Compatibility is concerned with performability of the system across platforms. It deals with testing across Operating Systems, Browsers, Databases, mobile devices, etc.
Accessibility is concerned with the ability of the system to provide ease to the people with disabilities. It deals with testing against WCAG (Web Content Accessibility Guidelines). It includes testing the system for facilitating its support for people against visual disability, hearing disability, Cognitive disability, etc.
Reliability is concerned with exercising an application to identify failure frequency & recoverability before deploying the system. It deals with identifying frequency/severity of failure, MTBF, MTTF, MTTR, etc.
Availability is concerned with testing the application against percentage of time that a system is capable of serving its intended function. The continuity of operation requirement is usually represented in percentage. The popular term ‘five nines’ (99.999% availability) refers to downtime of 5.25 minutes in a year (including planned for unplanned maintenance windows).

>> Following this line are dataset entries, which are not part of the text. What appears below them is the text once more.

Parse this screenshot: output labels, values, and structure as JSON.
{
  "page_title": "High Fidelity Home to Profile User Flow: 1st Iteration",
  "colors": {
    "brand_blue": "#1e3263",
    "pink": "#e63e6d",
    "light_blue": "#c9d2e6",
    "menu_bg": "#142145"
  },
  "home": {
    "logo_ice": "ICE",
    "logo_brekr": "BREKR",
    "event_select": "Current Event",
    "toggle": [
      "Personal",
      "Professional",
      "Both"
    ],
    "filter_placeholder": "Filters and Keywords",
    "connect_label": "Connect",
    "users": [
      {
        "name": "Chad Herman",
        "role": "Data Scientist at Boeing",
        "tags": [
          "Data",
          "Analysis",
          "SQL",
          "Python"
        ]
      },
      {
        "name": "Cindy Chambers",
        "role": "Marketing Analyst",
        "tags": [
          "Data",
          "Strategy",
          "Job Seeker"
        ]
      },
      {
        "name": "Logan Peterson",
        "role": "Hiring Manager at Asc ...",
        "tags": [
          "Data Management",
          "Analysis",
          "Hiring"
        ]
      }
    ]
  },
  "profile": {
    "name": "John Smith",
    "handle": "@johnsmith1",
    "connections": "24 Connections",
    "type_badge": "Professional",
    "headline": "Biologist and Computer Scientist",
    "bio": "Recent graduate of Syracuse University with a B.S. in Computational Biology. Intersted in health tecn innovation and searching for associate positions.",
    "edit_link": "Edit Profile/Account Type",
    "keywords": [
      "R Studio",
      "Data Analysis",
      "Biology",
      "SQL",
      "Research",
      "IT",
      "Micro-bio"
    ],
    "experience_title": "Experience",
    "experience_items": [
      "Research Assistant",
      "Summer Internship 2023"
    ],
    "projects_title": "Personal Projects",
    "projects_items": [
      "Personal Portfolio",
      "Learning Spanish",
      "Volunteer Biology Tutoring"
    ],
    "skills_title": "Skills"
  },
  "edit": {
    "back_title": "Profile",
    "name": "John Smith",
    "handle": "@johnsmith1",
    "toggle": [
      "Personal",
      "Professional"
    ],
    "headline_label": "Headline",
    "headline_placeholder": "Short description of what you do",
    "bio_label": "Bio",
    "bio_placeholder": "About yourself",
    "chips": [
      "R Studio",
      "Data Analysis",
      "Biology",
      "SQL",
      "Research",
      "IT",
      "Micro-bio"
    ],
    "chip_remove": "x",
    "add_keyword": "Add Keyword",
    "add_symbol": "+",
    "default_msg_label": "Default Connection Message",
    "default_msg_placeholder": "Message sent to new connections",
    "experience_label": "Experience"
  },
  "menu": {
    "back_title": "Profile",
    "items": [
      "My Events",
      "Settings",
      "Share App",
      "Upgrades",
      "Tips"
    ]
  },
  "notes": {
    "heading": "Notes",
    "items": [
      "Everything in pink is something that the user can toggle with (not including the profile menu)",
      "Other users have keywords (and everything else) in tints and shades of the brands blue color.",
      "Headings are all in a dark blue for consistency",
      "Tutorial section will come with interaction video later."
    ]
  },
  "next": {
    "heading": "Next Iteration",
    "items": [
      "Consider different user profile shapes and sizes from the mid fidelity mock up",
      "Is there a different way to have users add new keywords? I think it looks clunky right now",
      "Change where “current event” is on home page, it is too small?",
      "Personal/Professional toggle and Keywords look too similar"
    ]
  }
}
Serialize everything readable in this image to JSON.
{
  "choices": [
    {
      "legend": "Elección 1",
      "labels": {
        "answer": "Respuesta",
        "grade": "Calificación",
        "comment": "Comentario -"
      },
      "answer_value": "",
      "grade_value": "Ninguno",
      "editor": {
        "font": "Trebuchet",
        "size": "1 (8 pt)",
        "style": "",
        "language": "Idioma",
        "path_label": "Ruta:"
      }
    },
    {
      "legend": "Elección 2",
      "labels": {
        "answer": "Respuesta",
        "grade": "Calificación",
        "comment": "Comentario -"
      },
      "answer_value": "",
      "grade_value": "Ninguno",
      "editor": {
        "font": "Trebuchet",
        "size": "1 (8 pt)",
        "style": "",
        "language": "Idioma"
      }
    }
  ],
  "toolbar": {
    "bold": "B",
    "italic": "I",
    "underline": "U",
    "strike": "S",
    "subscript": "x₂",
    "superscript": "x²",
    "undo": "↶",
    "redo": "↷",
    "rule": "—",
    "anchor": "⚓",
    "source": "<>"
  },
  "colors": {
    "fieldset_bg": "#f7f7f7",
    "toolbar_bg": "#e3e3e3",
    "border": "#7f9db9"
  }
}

Portability is concerned with testing the ease with which the system or its components can be moved across environments. It deals with number of target environments (hardware, software, OS, versions, etc.), mean time to port , etc.
Internationalization is concerned with testing ease of adaptability of the system to support various languages and regions without any changes.
Localization is concerned with the testing the ease of adaptability of internationalized software for a specific region or language by adding local specific components and translating text.
Supportability is concerned with the ease of changes to the system after deployment. It deals with no of portable environments, rate of change requests, time requirement, etc.
Yes, EFRs are generally informally stated, often contradictory, difficult to enforce during development and evaluate for the customer prior to delivery. But now in the recent days, this trend is changing exponentially as user experience (UX) is being thought as a prime factor for digital product success.
It is our responsibility to educate our team & sometimes our customer about the importance of NFRs / EFRs. Do not regret for missing NFRs anymore. Be a catalyst to bring this change in the projects where you are involved.
“To measure is to know. If you cannot measure it, you cannot improve it.”
Thrive UX by bringing life to EFRs.
Happy EFR Testing!!!